Mimicry and the Native American ‘Other’

An Analysis of Speech and Language in Homi Bhabha’s Postcolonial Theory and Zitkála-Ša’ “The School Days of an Indian Girl”

  • Tia Byer University of Edinburgh

Abstract


This paper will address the sustained feeling of separation and delineation in Zitkála-Šá’s literature and Homi Bhabha’s postcolonial theorization, which discuss the difficulties of speech and language in a postcolonial context. I analyse the survival of Native American Culture during late nineteenth-century assimilation, in Zitkála-Šá’s ‘The School Days of an Indian Girl’, and evaluate Homi Bhabha’s ground-breaking research in employing colonial mimicry to usurp colonial power discourses.
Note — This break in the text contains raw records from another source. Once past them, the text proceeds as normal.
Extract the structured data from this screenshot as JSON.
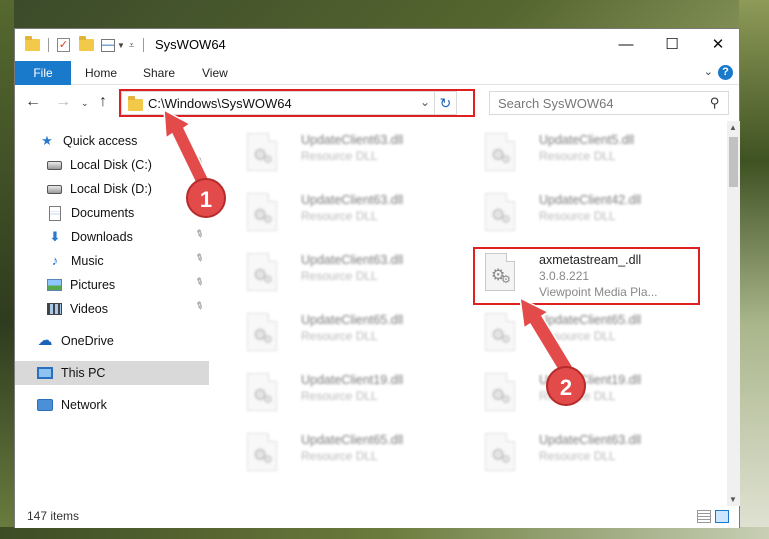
{
  "window": {
    "title": "SysWOW64",
    "minimize_glyph": "—",
    "maximize_glyph": "☐",
    "close_glyph": "✕"
  },
  "ribbon": {
    "tabs": [
      "File",
      "Home",
      "Share",
      "View"
    ],
    "accent": "#1979ca",
    "help": "?"
  },
  "navigation": {
    "address": "C:\\Windows\\SysWOW64",
    "search_placeholder": "Search SysWOW64"
  },
  "sidebar": {
    "items": [
      {
        "label": "Quick access",
        "icon": "star-icon"
      },
      {
        "label": "Local Disk (C:)",
        "icon": "drive-icon"
      },
      {
        "label": "Local Disk (D:)",
        "icon": "drive-icon"
      },
      {
        "label": "Documents",
        "icon": "documents-icon"
      },
      {
        "label": "Downloads",
        "icon": "download-icon"
      },
      {
        "label": "Music",
        "icon": "music-icon"
      },
      {
        "label": "Pictures",
        "icon": "pictures-icon"
      },
      {
        "label": "Videos",
        "icon": "videos-icon"
      },
      {
        "label": "OneDrive",
        "icon": "cloud-icon"
      },
      {
        "label": "This PC",
        "icon": "computer-icon"
      },
      {
        "label": "Network",
        "icon": "network-icon"
      }
    ]
  },
  "files": {
    "left": [
      {
        "name": "UpdateClient63.dll",
        "desc": "Resource DLL"
      },
      {
        "name": "UpdateClient63.dll",
        "desc": "Resource DLL"
      },
      {
        "name": "UpdateClient63.dll",
        "desc": "Resource DLL"
      },
      {
        "name": "UpdateClient65.dll",
        "desc": "Resource DLL"
      },
      {
        "name": "UpdateClient19.dll",
        "desc": "Resource DLL"
      },
      {
        "name": "UpdateClient65.dll",
        "desc": "Resource DLL"
      }
    ],
    "right": [
      {
        "name": "UpdateClient5.dll",
        "desc": "Resource DLL"
      },
      {
        "name": "UpdateClient42.dll",
        "desc": "Resource DLL"
      },
      {
        "name": "UpdateClient65.dll",
        "desc": "Resource DLL"
      },
      {
        "name": "UpdateClient19.dll",
        "desc": "Resource DLL"
      },
      {
        "name": "UpdateClient63.dll",
        "desc": "Resource DLL"
      }
    ],
    "highlighted": {
      "name": "axmetastream_.dll",
      "version": "3.0.8.221",
      "company": "Viewpoint Media Pla..."
    }
  },
  "status": {
    "item_count": "147 items"
  },
  "annotations": {
    "step1": "1",
    "step2": "2",
    "color": "#e34b4b"
  }
}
When former colonial subjects appropriate the colonizer’s language, psychological barriers such as perceived native cultural inferiority transpire. Adhering to an Anglo-American Education, Zitkála-Šá becomes victim to cultural shame and a consequent splitting-of-the self. Bhabha’s theory however, purports to provide a means of overcoming the barrier presented by cultural difference, by implying that imitation of a colonial language ensures camouflage-like protection for the colonial subject which in turn enables them to occupy a dual position in society that is both within their cultural heritage and the colonial environment of ‘civilization’. The extent, to which this is readily achievable, becomes contestable when read alongside Zitkála-Šá. I challenge the penetrable strivings of Bhabha’s theory, by revealing the flaws in his deconstructionist postcolonialism. My examination of power discourses in each text identifies cultural assimilation as an invisible barrier.

Published
28-Jun-2019
Section
Articles